Farming weather is always one of the hottest topics in the agricultural sector. Farmers constantly need to stay on top of changing conditions in a bid to manage their crops and animals as effectively as possible and plan for contingencies should the worst occur. The industry is notorious for its ‘surprise’ factors and bad weather can lead to an entire crop being lost. Most UK farmers are still reeling from the bad weather of the past year, which saw summer crops rained into oblivion and lambing season this spring affected by late snows.
Many farmers will have their own methods and techniques for predicting long-range weather trends, but for those who prefer a technological input, the internet is a great place to look. The long-range farming weather forecast is updated every month, using data models from the NCEP. The figures are then run through complex modelling systems and customised software to predict future weather patterns as accurately as possible.
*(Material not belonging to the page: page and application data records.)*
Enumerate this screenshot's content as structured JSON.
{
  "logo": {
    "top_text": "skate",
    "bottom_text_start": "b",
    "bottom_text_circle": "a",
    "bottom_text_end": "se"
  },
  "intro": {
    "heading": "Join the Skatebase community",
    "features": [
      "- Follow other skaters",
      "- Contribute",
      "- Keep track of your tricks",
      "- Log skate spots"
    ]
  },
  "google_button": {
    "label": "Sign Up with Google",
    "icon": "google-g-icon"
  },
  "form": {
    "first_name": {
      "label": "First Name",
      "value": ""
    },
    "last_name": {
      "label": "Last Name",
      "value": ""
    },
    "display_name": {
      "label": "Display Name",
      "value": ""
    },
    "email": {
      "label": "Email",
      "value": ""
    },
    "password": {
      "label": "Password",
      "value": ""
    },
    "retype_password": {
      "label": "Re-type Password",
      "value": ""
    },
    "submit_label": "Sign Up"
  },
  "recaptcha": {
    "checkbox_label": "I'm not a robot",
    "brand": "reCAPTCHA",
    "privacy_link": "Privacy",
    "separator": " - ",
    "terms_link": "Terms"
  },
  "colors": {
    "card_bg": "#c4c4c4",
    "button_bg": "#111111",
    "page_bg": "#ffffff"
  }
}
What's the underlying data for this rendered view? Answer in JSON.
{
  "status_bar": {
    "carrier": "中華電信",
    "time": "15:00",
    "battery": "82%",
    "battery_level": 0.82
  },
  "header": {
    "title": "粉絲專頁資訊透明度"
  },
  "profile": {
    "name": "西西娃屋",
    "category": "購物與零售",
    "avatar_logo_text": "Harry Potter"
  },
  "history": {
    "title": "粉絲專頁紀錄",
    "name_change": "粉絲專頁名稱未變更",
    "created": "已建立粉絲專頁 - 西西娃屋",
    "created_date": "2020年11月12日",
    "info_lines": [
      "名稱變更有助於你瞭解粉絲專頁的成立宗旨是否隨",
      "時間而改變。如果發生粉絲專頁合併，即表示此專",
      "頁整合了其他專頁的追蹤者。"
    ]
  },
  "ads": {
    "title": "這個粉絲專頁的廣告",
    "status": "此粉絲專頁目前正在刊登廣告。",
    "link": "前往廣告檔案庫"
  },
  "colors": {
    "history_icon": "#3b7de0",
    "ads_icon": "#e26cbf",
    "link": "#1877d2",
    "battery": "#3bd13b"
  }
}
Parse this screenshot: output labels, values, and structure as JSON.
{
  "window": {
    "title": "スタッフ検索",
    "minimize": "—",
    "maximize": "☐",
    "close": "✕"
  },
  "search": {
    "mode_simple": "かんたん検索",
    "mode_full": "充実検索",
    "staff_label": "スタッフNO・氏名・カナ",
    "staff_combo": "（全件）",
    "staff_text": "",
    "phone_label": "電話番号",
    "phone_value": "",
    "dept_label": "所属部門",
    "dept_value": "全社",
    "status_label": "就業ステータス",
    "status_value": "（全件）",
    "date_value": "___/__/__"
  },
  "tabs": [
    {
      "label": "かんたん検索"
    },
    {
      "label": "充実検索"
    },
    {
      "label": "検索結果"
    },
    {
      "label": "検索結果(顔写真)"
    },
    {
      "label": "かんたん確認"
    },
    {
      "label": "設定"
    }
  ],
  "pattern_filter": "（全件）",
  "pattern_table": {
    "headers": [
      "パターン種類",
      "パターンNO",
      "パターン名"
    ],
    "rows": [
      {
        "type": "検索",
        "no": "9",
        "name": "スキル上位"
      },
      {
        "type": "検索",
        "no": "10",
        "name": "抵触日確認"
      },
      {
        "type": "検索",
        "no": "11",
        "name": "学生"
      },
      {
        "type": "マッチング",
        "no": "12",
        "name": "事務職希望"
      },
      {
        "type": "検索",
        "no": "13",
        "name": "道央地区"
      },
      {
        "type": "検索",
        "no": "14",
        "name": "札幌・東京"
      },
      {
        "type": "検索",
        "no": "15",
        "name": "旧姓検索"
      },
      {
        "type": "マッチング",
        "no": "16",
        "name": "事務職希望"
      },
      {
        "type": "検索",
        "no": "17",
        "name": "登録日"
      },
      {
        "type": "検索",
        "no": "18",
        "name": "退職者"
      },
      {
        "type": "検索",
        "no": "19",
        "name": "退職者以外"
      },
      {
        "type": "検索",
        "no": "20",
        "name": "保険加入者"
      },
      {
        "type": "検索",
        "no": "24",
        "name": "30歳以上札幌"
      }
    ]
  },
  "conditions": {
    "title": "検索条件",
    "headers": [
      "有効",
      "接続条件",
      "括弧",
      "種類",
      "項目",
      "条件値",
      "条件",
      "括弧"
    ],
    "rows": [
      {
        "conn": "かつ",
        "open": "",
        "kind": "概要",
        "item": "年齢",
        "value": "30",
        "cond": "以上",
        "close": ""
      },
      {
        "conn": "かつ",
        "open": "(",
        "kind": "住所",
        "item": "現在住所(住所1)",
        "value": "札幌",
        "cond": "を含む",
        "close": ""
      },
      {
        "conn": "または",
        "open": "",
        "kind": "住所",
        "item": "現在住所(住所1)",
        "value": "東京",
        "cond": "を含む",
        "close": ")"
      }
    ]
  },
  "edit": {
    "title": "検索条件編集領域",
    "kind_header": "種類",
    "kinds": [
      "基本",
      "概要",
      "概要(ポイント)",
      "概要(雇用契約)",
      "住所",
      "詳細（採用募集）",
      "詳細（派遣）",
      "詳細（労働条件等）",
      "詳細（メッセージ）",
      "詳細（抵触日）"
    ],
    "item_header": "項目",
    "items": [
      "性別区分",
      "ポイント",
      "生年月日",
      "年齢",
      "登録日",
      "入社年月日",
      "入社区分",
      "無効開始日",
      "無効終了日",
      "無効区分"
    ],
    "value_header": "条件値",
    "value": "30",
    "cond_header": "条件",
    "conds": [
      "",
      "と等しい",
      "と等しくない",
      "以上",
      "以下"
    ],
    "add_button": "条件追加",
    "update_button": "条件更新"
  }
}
Even though this is the cutting-edge of weather forecasting, the science is still largely experimental, as forecasting a month ahead is still a new field and one ripe for further development.
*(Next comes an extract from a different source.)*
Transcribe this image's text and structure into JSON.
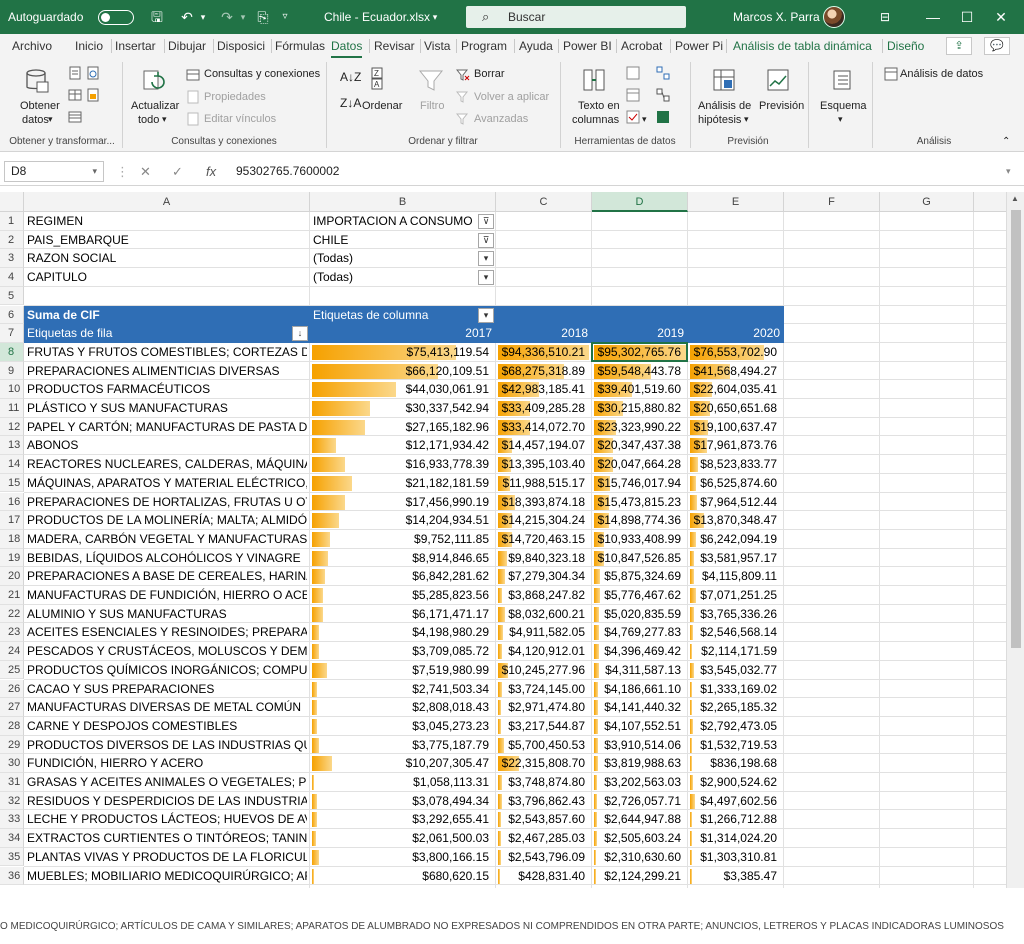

This summer was predicted to be a ‘mixed’ season, although temperatures so far have broadly remained at the average and rainfall has also been in line – or just above – the norm for this time of year. June was expected to start fine, but unsettled periods were forecast for the month as a whole. July will likely have lower pressure than average across the country, which will lead to it being a wet month. Regional variations in weather are expected, however and the south and east may well buck the trend. Again, temperatures are expected to remain broadly in line with the norm for the season.
For August, it looks as though pressure will continue to be higher than average, particularly in the north. However, it will be lower than the average as you move further south. This means that the north will likely be drier than usual and the south will be wetter than usual.
In the meantime, the daily, weekly and updated long-term forecasts are still the best places to keep up to date with the latest weather and its impacts on the farming community. There are various apps for checking conditions on the go. For farmers looking to hedge their risks, various schemes are available to help manage risk. An experienced business adviser can offer valuable guidance and suggestions about hedging products and services.